I read Sky Boys: How They Built the Empire State Building with 4/5 and pulled out the Lego Robotix Challenge Kits. The history shared through the text was a complete discussion while/ after we read and the end pages had compelling pictures from the actual build time.



I poured through pages of Engineering Challenges and actually had the marshmallow box ready to go with 4/5 but after setting out the trays and pairing the kids I decided it was time for free build. When they picked up their base they had to tell me what structure they were building and was I ever blown away! Granted, I don't have much LEGO experience with kids but that aside I was impressed. Complete, TOTAL CONCENTRATION. Creative process in motion and the library was humming.

 

And that's when it happened (no pics, sorry, too shocked). A scuffle, some 5th grade cussing and LEGOS flying when it was time to head to Spanish. And so it turns out I need to pay a little more attention to the groups I create when Engineering. There is that reason GT kids are split among groups in collaboration and I found that when the LEGOS came out all kids are GT. With well developed ideas and execution. Just don't be that person who actually hears your Librarian call for clean up and start the clearing. Woe to that person. Actually, after that person shoves back and lights up the checkout line, woe to both 5th Graders who are back in the Library at recess time, minus the LEGOS.

I texted my husband after they left and told him we had WW3 revolving around LEGOS and I got a "Duh...." back.

Monday, September 16, 2013

Censorship 101: Banned Book Weeks for Elementary Libraries




 Banned Books Week for K-5 is a challenge for me. I am 100% behind the idea of celebrating and highlighting the fact that we can read whatever we want. Displaying the Banned Books from our shelves is a good way to intro the topic but I struggle to bring the idea alive for kids this age.

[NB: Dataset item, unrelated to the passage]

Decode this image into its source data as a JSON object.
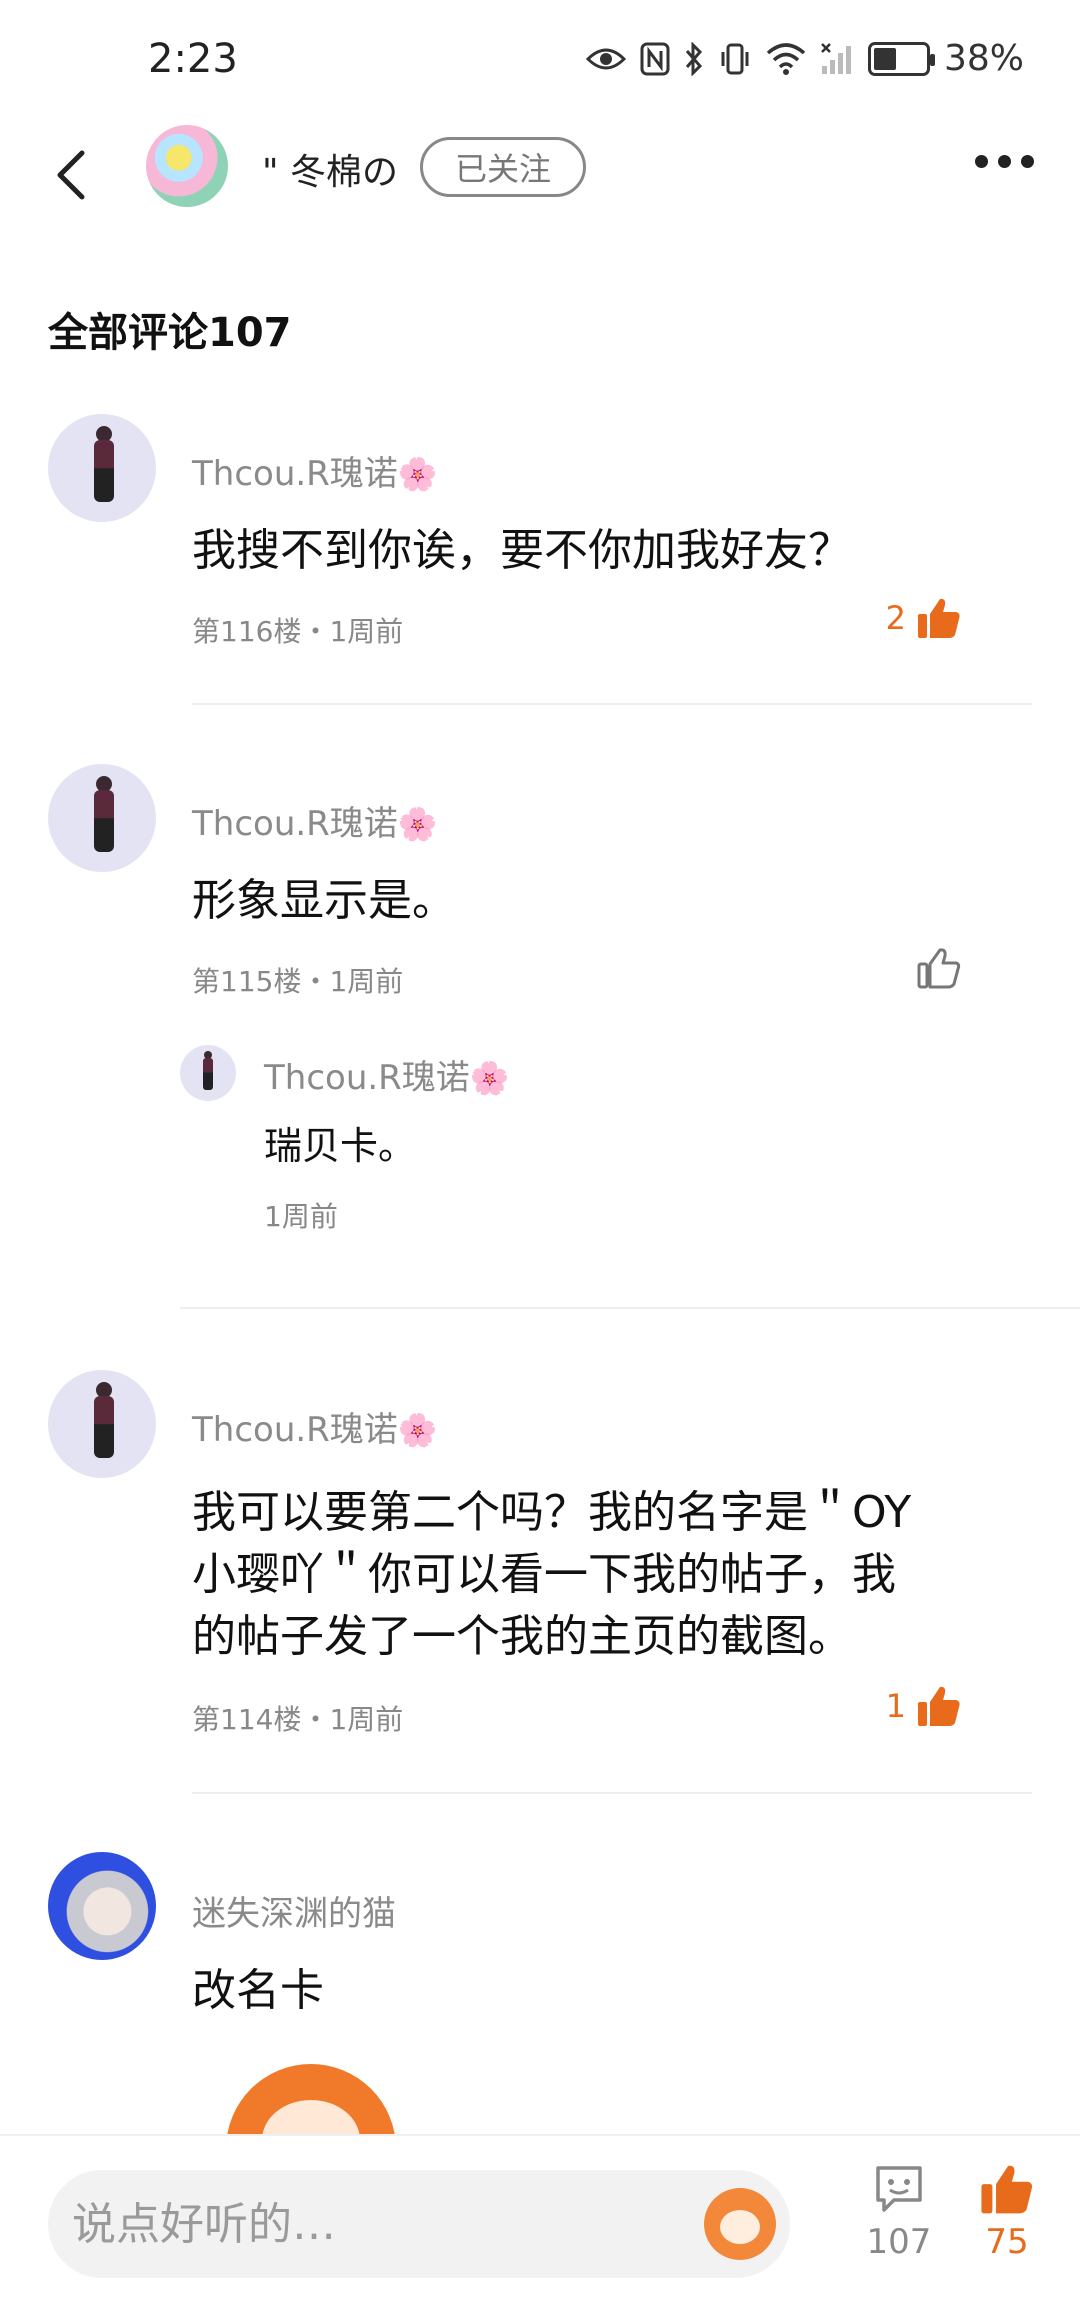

Many of them lack the natural outrage that comes naturally to Middle Schoolers and some of the topics of Banned Books are touchy with K-5.

This year I am going the Censorship 101 route.What is Censorship? Is it lawful in America? Do we Censor one another? Our kids are so connected 24/7 and have no concept that there are places where someone would withhold text or the privilege of reading from anyone.




 
BrainPop has a video on Judy Blume that I will show them, the link is here: Judy Blume BrainPop Video

In just a few minutes Tim and Moby highlight Blume herself, her books, and her fight against censorship. I look forward to this connection with 4/5 that will launch us into censorship and Banned Books.

12 Banned Book Week Classroom Activities
At Teacher Hub this post outlines 12 Activities for Banned Books week. I love the focus on the 1st Amendment and especially the Banned Books Poll.

I look forward to this week and developing this concept with K-5. Appreciating our right to read what we want is something our kids need to absorb.